Dance Paradise Kinect Review

I don’t know why I’m committing my opinion of this game to the wider world, it would seem obvious to all that I’m rife with bias and contempt for pop-orientated dancing games. And, to some extent, all would be absolutely correct. I don’t dislike pop entirely as a category, but simply maintain that most music that sits in this pseudo genre is awful. And it general is.

Dance Paradise takes a very mediocre chunk of this awful music, plus a handful of more-or-less passable songs, and couples it with some very disjointed dance moves which are both difficult to follow and seemingly completely unrelated to the music currently being played. Is a massive lineup of A-list pop and a smattering of dancable classics really too much to ask? I guess so, as “downloadable content” is clearly the watch-phrase for any even slightly expandable title these days. Only, with dance games, instead of giving you a horse and selling you horse armour, they give you the horse armour and sell you the horse. That said, to my knowledge no downloadable content has yet been confirmed for Dance Paradise,

Not content, however, with simply jumping onto the Kinect dance game bandwagon, Dance Paradise also includes a dash of Guitar Hero, and not in a good way. The basic premise is that blocky, cartoon characters proceed down four colour coded tracks, ala Guitar Hero’s notes, toward you, strutting their stuff and warning you of the complicated and not particularly well flowing dance move you must pull off next. Once they hit the end of the track, you must not only be successfully copying their dance moves, but have simultaneously also jumped to the virtual space assigned to that particular track. It’s difficult to explain, but you must move left and right, using your whole body to dance in the right track, with the right moves.

It’s a complicated mess that doesn’t feel even remotely like dancing, and yet I still somehow managed to pull off a sizable number of “Perfects” performing what must have looked to the outside observer like the death throes of a headless chicken. The dance moves don’t seem to relate to the music, each other, or anything much in fact. Nothing seems to flow properly from one move to the other and, unlike the infinitely superior Dance Central, it really doesn’t feel like dancing. Just a chore.

What Dance Paradise has over Dance Central, however, is music videos. If you want to watch the music video and, to some extent, enjoy the music whilst you flail your arms about in a vague attempt to parrot the dance “moves” thrown at you by the game, then it’ll at least be some fun. Fortunately the developers allowed you to simply sit on the sofa and watch the same videos, without the nuisance of having to actually move around.

Speaking of sitting on the sofa, if you’ve got friends over for a dance off then that’s what they’re going to be doing most of the time. Whilst Dance Paradise is perfectly capable of supporting and recognising two dances simultaneously, if you can provide the ming-boggling amount of space that Kinect requires for more than one person then I, quite frankly, envy your cavernous abode.

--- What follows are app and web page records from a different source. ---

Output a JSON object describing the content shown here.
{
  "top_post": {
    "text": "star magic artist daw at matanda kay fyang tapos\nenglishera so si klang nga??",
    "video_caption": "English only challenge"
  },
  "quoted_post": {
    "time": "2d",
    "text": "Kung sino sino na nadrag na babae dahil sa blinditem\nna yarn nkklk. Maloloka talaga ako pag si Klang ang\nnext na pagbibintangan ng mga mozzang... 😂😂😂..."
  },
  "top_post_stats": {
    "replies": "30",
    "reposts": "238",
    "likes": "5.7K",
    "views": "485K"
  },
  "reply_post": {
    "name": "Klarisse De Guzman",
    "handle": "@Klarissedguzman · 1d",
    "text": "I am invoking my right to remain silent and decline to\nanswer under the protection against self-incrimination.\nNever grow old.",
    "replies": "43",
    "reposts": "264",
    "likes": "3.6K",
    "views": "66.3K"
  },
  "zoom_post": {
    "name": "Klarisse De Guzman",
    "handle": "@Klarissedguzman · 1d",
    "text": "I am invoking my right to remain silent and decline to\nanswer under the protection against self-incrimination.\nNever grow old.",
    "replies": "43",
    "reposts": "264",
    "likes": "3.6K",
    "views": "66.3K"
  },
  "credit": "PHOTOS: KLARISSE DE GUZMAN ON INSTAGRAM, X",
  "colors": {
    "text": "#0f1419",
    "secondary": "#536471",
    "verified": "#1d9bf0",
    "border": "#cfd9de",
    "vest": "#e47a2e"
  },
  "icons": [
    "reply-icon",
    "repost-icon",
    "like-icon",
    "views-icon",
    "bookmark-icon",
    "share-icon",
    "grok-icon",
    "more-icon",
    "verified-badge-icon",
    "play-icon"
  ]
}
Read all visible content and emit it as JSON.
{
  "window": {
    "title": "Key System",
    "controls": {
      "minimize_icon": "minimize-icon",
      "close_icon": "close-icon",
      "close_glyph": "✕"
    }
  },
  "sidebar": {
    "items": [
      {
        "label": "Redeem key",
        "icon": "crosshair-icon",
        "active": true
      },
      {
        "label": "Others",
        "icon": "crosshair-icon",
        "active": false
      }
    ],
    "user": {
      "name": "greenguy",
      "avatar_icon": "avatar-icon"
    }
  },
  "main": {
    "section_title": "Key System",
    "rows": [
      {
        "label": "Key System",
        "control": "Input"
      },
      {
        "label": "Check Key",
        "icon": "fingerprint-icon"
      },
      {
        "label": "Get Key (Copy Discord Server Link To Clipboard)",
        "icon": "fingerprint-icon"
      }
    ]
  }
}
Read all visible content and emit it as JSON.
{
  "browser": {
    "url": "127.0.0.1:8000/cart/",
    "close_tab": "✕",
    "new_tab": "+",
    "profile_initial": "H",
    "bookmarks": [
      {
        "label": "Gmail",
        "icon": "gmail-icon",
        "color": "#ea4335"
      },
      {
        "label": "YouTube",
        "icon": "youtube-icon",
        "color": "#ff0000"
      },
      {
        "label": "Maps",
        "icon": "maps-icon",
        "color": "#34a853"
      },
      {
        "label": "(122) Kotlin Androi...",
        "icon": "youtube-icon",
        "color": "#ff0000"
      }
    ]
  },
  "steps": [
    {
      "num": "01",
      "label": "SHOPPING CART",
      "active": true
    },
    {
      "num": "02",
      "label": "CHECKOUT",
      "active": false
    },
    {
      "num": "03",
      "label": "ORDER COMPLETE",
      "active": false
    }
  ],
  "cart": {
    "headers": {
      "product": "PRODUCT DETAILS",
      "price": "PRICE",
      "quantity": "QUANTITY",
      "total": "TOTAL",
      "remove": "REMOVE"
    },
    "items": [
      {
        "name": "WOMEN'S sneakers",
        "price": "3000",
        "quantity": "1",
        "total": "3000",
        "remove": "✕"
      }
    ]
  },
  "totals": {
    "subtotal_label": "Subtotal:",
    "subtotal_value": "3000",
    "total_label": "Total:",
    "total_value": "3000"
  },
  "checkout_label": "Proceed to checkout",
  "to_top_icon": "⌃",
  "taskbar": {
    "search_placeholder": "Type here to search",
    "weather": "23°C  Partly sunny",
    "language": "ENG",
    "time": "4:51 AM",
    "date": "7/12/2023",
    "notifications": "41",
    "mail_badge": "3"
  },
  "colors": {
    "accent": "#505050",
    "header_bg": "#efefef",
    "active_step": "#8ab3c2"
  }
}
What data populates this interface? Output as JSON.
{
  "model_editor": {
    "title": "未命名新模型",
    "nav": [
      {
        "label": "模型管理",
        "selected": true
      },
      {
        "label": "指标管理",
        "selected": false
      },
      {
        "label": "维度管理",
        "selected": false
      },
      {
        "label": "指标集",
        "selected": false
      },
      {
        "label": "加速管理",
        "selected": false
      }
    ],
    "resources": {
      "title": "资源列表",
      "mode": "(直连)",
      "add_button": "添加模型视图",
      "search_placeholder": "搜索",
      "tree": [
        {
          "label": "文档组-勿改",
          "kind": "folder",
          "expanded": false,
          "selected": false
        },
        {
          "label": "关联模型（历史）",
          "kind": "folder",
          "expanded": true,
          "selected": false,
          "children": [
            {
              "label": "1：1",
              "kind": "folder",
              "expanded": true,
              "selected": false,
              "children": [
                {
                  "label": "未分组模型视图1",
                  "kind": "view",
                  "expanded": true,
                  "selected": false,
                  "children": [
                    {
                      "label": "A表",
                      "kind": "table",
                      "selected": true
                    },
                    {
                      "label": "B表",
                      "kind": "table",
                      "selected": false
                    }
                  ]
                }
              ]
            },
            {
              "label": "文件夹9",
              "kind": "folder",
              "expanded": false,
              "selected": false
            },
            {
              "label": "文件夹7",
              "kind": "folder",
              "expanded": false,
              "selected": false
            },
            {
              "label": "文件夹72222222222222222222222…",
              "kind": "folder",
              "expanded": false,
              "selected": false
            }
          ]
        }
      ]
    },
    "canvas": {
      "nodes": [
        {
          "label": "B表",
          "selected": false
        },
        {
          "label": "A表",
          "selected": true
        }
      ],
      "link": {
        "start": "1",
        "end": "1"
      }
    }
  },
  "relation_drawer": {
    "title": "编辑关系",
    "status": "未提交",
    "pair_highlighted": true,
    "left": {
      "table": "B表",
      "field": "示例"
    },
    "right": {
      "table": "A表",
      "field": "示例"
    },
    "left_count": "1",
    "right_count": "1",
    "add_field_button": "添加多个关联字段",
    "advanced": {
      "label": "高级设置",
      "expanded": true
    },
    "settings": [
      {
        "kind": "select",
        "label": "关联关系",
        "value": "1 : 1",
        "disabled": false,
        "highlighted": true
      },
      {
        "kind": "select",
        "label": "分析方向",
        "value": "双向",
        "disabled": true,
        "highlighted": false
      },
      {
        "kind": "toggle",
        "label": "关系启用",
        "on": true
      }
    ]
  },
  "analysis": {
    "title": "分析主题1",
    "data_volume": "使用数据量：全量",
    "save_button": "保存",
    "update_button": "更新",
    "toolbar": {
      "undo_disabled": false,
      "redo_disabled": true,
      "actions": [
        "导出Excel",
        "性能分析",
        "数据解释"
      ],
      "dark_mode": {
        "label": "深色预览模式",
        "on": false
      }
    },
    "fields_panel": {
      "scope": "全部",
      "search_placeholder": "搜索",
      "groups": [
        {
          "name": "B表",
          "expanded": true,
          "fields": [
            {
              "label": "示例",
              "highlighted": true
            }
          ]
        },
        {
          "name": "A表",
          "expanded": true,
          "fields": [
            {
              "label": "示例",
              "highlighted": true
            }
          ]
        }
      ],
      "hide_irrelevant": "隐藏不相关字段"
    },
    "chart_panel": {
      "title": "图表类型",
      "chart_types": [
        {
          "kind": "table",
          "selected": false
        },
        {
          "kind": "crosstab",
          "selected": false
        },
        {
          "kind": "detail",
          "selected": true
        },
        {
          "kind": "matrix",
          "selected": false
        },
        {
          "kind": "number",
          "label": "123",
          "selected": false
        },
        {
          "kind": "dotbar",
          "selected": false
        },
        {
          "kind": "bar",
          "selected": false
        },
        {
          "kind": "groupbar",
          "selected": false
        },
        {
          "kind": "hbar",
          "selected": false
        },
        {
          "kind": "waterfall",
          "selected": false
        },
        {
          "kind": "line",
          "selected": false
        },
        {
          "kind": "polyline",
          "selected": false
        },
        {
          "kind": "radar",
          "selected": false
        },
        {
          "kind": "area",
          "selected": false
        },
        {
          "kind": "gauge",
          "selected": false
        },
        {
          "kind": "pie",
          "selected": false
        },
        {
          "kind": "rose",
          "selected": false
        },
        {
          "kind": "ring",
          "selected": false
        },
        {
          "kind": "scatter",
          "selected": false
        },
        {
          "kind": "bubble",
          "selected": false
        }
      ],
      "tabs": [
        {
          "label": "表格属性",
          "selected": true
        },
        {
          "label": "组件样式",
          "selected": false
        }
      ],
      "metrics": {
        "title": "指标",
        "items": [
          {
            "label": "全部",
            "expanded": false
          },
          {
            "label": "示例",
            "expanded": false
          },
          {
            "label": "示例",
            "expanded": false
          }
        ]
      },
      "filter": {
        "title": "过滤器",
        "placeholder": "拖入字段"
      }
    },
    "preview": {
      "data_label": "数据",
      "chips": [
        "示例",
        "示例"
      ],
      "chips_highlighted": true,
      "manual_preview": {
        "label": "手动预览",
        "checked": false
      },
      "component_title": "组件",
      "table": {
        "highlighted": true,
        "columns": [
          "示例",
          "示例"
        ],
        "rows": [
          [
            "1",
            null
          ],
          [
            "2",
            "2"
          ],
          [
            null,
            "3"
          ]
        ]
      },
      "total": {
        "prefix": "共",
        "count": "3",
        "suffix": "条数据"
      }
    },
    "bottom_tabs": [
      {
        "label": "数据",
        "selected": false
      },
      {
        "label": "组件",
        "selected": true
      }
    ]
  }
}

In order to successfully dance side-by-side you will be needing the sort of room that you see in the adverts, minus the crowd of onlookers because the Kinect really can’t cope with any non-players being in the frame.

It’s important to stress, however, that this is a requirement and limitation of Kinect as a technology, and not the game itself. It’s a sad and oft-mentioned fact that Kinect requires a living room the size of a Blimp hanger in order to function as advertised. Of course, if you’re inebriated enough then the occasional beatings you give your opponent whilst over-enthusiastically attempting to pull off some of the more elaborate dance moves are all part of the fun.

The set list is brief, varied, and full of C-list songs that I’m absolutely positive nobody actually likes. Okay, it’s got Lady Gaga, La Roux, Gwen Stefani and No Doubt. All of whom I find vaguely listenable. And there’s MC Hammer’s classic “Can’t Touch This”. Sadly the lack of any real connection between the dance moves and the actual music really detracts from any enjoyment one might have dancing to these songs, and the amount of inconsequential crap that fills in the spaces in the set list is really quite shocking. Artist names including an ampersand, or “featuring” someone else, generally lead to abysmal sonic experience, and there are far too many of these. Seriously, the videos to most Rap songs themselves show that dancing mostly involves grinding ones genitalia upon someone’s thigh, they have no business being in a dance game, and even less business being one (or about 7) out of only 40 songs.

Overall, Dance Paradise is anything but a paradise, and is decidedly more a me-to game which seeks to bring the already horribly crowded dancing game genre crashing down under a towering pile of fetid shovelware. Buy Dance Central instead– It looks a million times better, it actually lets you learn the dance moves one by one, and it genuinely does feel like dancing. If someone kindly picks you up a copy of Dance Paradise this Christmas, then the trade-in discount on Dance Central should be handy, too!

If you have Dance Central, have danced it to destruction and are looking for something else to satiate your dancing desires then you’d best watch out for pre-owned or bargain bin copies of this title. It’s got a certain amount of play value, albiet that amount is decidedly nominal, and if you’re drunk, and have similarly intoxicated company it could actually be called fun. Otherwise- grab Dance Evolution, if you think you’re good enough!